The advantage to such an arrangement is that it facilitates a higher level of sharing of information between the two firms, intellectual property rights can be clarified from the beginning and the company seeking outside innovation can be assured of confidentiality. The downside, is that the group looking into the problem is necessarily restricted and thus there may not be the breadth of knowledge, experience and creativity that would be available in a more public forum.

4. Publicly-funded projects

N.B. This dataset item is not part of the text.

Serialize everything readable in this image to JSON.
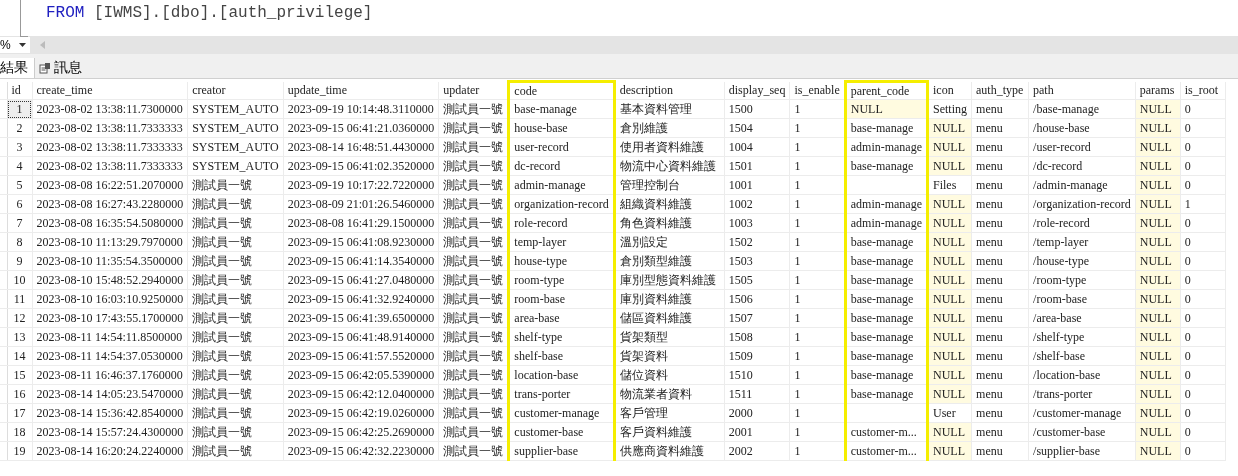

A lesser known, but well established, means for open innovation is publicly funded projects. The European Commission has been funding research and development projects for more than 50 years and since 1984 has been launching regular Framework Programmes which, to simplify greatly, are legal documents that precede periodic Calls for Proposals. In a Call for Proposals, a consortium of organizations may submit an innovative proposal that responds to one of the action lines. If successful, the consortium receives funding (typically 50%) to implement the project.

Normally, a project must consist of at least two, and usually several, organizations from different member states. Partner companies collaborate to develop the project and provide deliverables along the way. Results must be publicized and certain kinds of projects are expected to develop commercialized products or services.

Having spent some time with EU projects, I know the system is greatly flawed in many respects that are mostly to do with bureaucracy and legal processes. Nevertheless, some very good work comes out of Framework projects and billions of Euro are given away to companies for carrying out their innovative research and development under the program.

Likewise, other governments offer grants which encourage innovative collaboration to develop research and development projects. And many non-profits, such as the Gates Foundation and the Rockefeller Foundation, offer grants to collaborative teams comprising more than one organization.

Low-key open innovation

In addition to the above more public and structured approaches to open innovation, many companies also involve outsiders in their regular innovation process. Many of our clients invite outside  business partners into the idea management application we provide (see advert below!) and report favorable results. Indeed, outside partners are often more active in the idea management application than are employees, presumably because they wish to demonstrate their value to the company and ensure their contracts are renewed.

Intellectual property issues

In short, open innovation is really very much like closed innovation, except that outsiders are invited to participate. However, there is one very big difference, in a closed idea generation environment involving only employees and possibly contracted business partners: the issues of intellectual property rights (IPR) associated with ideas is very clear. It will certainly have been clarified in everyone’s employment contract or outsourcing contract. However, in public forums, no such contracts are pre-existing. Hence the issue of IPR needs to be considered even before the project begins. Likewise, participants in open innovation initiatives need to be aware of what rights they are losing with their idea submissions (all rights, typically in an open suggestion scheme).

Open idea generation

So, in summary, open innovation is simply opening up a part of the idea generation process to a group of people outside the organization. As a result, the same rules that apply to closed idea generation initiatives also apply to open idea generation initiatives. I would further argue that there is a lot of unnecessary hype associated with open innovation as it is really an element of the innovation process which has been around since people started collaborating to innovate!

By Jeffrey Baumgartner

About the authorJeffrey Baumgartner is the author of the book, The Way of the Innovation Master; the author/editor of Report 103, a popular newsletter on creativity and innovation in business. He is currently developing and running workshops around the world on Anticonventional Thinking, a new approach to achieving goals through creativity.


H.W. Chesbrough (2003) Open Innovation: The New Imperative for Creating and Profiting from Technology; Boston; Harvard Business School Press, p. xxiv